> What you will do:
Go through the records underneath and write each one out again exactly.

> Raw data:
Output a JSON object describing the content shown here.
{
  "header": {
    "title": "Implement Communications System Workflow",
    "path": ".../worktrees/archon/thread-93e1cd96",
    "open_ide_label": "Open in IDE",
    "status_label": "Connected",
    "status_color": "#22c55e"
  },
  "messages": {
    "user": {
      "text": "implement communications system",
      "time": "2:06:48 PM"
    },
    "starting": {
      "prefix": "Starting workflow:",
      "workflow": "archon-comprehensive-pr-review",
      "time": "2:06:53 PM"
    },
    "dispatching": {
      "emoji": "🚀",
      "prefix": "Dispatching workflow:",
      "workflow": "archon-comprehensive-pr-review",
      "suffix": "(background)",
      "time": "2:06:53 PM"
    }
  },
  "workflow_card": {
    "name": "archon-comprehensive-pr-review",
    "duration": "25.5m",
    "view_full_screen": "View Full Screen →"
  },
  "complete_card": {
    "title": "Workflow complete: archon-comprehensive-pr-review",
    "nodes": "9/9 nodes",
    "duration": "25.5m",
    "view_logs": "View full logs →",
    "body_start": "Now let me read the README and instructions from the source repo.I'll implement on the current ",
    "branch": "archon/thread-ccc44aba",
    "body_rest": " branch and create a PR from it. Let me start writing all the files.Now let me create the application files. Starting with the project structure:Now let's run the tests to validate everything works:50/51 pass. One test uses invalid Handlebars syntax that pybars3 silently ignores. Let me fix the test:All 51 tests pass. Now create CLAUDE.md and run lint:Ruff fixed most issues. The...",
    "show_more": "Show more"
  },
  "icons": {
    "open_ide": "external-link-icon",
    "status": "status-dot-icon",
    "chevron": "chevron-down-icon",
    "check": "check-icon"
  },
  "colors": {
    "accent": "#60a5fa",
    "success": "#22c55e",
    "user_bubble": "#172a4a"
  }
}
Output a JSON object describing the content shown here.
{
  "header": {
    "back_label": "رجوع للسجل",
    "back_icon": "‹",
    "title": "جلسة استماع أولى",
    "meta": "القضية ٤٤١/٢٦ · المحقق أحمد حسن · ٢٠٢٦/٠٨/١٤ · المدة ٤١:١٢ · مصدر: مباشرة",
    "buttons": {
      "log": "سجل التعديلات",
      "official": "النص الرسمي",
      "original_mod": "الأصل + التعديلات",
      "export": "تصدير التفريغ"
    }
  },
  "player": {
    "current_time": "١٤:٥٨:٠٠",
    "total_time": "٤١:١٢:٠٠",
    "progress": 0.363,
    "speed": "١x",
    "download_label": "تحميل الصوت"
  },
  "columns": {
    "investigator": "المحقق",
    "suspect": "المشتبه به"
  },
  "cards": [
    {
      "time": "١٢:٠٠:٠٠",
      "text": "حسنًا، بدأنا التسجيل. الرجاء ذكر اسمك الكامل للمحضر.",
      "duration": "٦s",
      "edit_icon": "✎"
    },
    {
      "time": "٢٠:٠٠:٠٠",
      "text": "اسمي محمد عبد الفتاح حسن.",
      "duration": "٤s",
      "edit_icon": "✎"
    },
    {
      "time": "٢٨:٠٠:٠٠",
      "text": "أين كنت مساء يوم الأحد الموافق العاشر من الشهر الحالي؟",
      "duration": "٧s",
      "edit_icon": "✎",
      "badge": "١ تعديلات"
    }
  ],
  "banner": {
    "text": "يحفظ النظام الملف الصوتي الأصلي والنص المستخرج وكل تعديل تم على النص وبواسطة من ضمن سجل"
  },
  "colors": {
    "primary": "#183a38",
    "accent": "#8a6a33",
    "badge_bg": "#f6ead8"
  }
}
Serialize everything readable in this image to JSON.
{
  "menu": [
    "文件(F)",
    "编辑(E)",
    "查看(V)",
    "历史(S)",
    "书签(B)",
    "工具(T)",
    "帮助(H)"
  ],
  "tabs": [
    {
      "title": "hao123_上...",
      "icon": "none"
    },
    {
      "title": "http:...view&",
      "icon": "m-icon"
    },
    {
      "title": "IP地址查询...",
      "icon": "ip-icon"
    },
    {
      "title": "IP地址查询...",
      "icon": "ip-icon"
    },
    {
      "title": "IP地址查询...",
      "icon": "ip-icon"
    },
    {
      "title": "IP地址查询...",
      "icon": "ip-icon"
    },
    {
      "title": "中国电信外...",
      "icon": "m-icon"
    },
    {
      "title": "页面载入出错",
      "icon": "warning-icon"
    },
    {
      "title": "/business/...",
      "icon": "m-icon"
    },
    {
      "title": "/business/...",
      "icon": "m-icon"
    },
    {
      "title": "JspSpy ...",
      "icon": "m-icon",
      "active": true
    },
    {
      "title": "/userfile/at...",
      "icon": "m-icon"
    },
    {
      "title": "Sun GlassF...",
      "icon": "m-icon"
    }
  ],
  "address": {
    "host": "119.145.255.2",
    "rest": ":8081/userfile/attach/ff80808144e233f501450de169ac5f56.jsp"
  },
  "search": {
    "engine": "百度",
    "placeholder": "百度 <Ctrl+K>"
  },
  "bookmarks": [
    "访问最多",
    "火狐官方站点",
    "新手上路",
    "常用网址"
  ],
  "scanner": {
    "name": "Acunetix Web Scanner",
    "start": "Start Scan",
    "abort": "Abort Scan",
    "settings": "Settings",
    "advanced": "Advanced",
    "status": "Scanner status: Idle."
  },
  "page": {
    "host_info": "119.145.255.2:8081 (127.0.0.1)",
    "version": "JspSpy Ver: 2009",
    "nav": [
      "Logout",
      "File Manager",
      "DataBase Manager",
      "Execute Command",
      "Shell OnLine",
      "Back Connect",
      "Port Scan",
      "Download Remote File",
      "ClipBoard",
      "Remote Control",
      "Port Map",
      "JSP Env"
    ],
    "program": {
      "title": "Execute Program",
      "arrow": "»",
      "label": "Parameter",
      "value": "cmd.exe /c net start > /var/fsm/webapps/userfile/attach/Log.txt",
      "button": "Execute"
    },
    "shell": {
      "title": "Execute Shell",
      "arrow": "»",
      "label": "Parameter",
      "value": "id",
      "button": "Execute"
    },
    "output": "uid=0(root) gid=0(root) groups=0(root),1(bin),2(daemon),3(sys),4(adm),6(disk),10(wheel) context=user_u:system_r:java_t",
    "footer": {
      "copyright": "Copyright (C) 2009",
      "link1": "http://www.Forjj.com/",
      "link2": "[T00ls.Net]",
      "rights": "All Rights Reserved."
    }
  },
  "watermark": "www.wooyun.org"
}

> Task solution:
Output a JSON object describing the content shown here.
{
  "header": {
    "title": "Implement Communications System Workflow",
    "path": ".../worktrees/archon/thread-93e1cd96",
    "open_ide_label": "Open in IDE",
    "status_label": "Connected",
    "status_color": "#22c55e"
  },
  "messages": {
    "user": {
      "text": "implement communications system",
      "time": "2:06:48 PM"
    },
    "starting": {
      "prefix": "Starting workflow:",
      "workflow": "archon-comprehensive-pr-review",
      "time": "2:06:53 PM"
    },
    "dispatching": {
      "emoji": "🚀",
      "prefix": "Dispatching workflow:",
      "workflow": "archon-comprehensive-pr-review",
      "suffix": "(background)",
      "time": "2:06:53 PM"
    }
  },
  "workflow_card": {
    "name": "archon-comprehensive-pr-review",
    "duration": "25.5m",
    "view_full_screen": "View Full Screen →"
  },
  "complete_card": {
    "title": "Workflow complete: archon-comprehensive-pr-review",
    "nodes": "9/9 nodes",
    "duration": "25.5m",
    "view_logs": "View full logs →",
    "body_start": "Now let me read the README and instructions from the source repo.I'll implement on the current ",
    "branch": "archon/thread-ccc44aba",
    "body_rest": " branch and create a PR from it. Let me start writing all the files.Now let me create the application files. Starting with the project structure:Now let's run the tests to validate everything works:50/51 pass. One test uses invalid Handlebars syntax that pybars3 silently ignores. Let me fix the test:All 51 tests pass. Now create CLAUDE.md and run lint:Ruff fixed most issues. The...",
    "show_more": "Show more"
  },
  "icons": {
    "open_ide": "external-link-icon",
    "status": "status-dot-icon",
    "chevron": "chevron-down-icon",
    "check": "check-icon"
  },
  "colors": {
    "accent": "#60a5fa",
    "success": "#22c55e",
    "user_bubble": "#172a4a"
  }
}
Output a JSON object describing the content shown here.
{
  "header": {
    "back_label": "رجوع للسجل",
    "back_icon": "‹",
    "title": "جلسة استماع أولى",
    "meta": "القضية ٤٤١/٢٦ · المحقق أحمد حسن · ٢٠٢٦/٠٨/١٤ · المدة ٤١:١٢ · مصدر: مباشرة",
    "buttons": {
      "log": "سجل التعديلات",
      "official": "النص الرسمي",
      "original_mod": "الأصل + التعديلات",
      "export": "تصدير التفريغ"
    }
  },
  "player": {
    "current_time": "١٤:٥٨:٠٠",
    "total_time": "٤١:١٢:٠٠",
    "progress": 0.363,
    "speed": "١x",
    "download_label": "تحميل الصوت"
  },
  "columns": {
    "investigator": "المحقق",
    "suspect": "المشتبه به"
  },
  "cards": [
    {
      "time": "١٢:٠٠:٠٠",
      "text": "حسنًا، بدأنا التسجيل. الرجاء ذكر اسمك الكامل للمحضر.",
      "duration": "٦s",
      "edit_icon": "✎"
    },
    {
      "time": "٢٠:٠٠:٠٠",
      "text": "اسمي محمد عبد الفتاح حسن.",
      "duration": "٤s",
      "edit_icon": "✎"
    },
    {
      "time": "٢٨:٠٠:٠٠",
      "text": "أين كنت مساء يوم الأحد الموافق العاشر من الشهر الحالي؟",
      "duration": "٧s",
      "edit_icon": "✎",
      "badge": "١ تعديلات"
    }
  ],
  "banner": {
    "text": "يحفظ النظام الملف الصوتي الأصلي والنص المستخرج وكل تعديل تم على النص وبواسطة من ضمن سجل"
  },
  "colors": {
    "primary": "#183a38",
    "accent": "#8a6a33",
    "badge_bg": "#f6ead8"
  }
}
Serialize everything readable in this image to JSON.
{
  "menu": [
    "文件(F)",
    "编辑(E)",
    "查看(V)",
    "历史(S)",
    "书签(B)",
    "工具(T)",
    "帮助(H)"
  ],
  "tabs": [
    {
      "title": "hao123_上...",
      "icon": "none"
    },
    {
      "title": "http:...view&",
      "icon": "m-icon"
    },
    {
      "title": "IP地址查询...",
      "icon": "ip-icon"
    },
    {
      "title": "IP地址查询...",
      "icon": "ip-icon"
    },
    {
      "title": "IP地址查询...",
      "icon": "ip-icon"
    },
    {
      "title": "IP地址查询...",
      "icon": "ip-icon"
    },
    {
      "title": "中国电信外...",
      "icon": "m-icon"
    },
    {
      "title": "页面载入出错",
      "icon": "warning-icon"
    },
    {
      "title": "/business/...",
      "icon": "m-icon"
    },
    {
      "title": "/business/...",
      "icon": "m-icon"
    },
    {
      "title": "JspSpy ...",
      "icon": "m-icon",
      "active": true
    },
    {
      "title": "/userfile/at...",
      "icon": "m-icon"
    },
    {
      "title": "Sun GlassF...",
      "icon": "m-icon"
    }
  ],
  "address": {
    "host": "119.145.255.2",
    "rest": ":8081/userfile/attach/ff80808144e233f501450de169ac5f56.jsp"
  },
  "search": {
    "engine": "百度",
    "placeholder": "百度 <Ctrl+K>"
  },
  "bookmarks": [
    "访问最多",
    "火狐官方站点",
    "新手上路",
    "常用网址"
  ],
  "scanner": {
    "name": "Acunetix Web Scanner",
    "start": "Start Scan",
    "abort": "Abort Scan",
    "settings": "Settings",
    "advanced": "Advanced",
    "status": "Scanner status: Idle."
  },
  "page": {
    "host_info": "119.145.255.2:8081 (127.0.0.1)",
    "version": "JspSpy Ver: 2009",
    "nav": [
      "Logout",
      "File Manager",
      "DataBase Manager",
      "Execute Command",
      "Shell OnLine",
      "Back Connect",
      "Port Scan",
      "Download Remote File",
      "ClipBoard",
      "Remote Control",
      "Port Map",
      "JSP Env"
    ],
    "program": {
      "title": "Execute Program",
      "arrow": "»",
      "label": "Parameter",
      "value": "cmd.exe /c net start > /var/fsm/webapps/userfile/attach/Log.txt",
      "button": "Execute"
    },
    "shell": {
      "title": "Execute Shell",
      "arrow": "»",
      "label": "Parameter",
      "value": "id",
      "button": "Execute"
    },
    "output": "uid=0(root) gid=0(root) groups=0(root),1(bin),2(daemon),3(sys),4(adm),6(disk),10(wheel) context=user_u:system_r:java_t",
    "footer": {
      "copyright": "Copyright (C) 2009",
      "link1": "http://www.Forjj.com/",
      "link2": "[T00ls.Net]",
      "rights": "All Rights Reserved."
    }
  },
  "watermark": "www.wooyun.org"
}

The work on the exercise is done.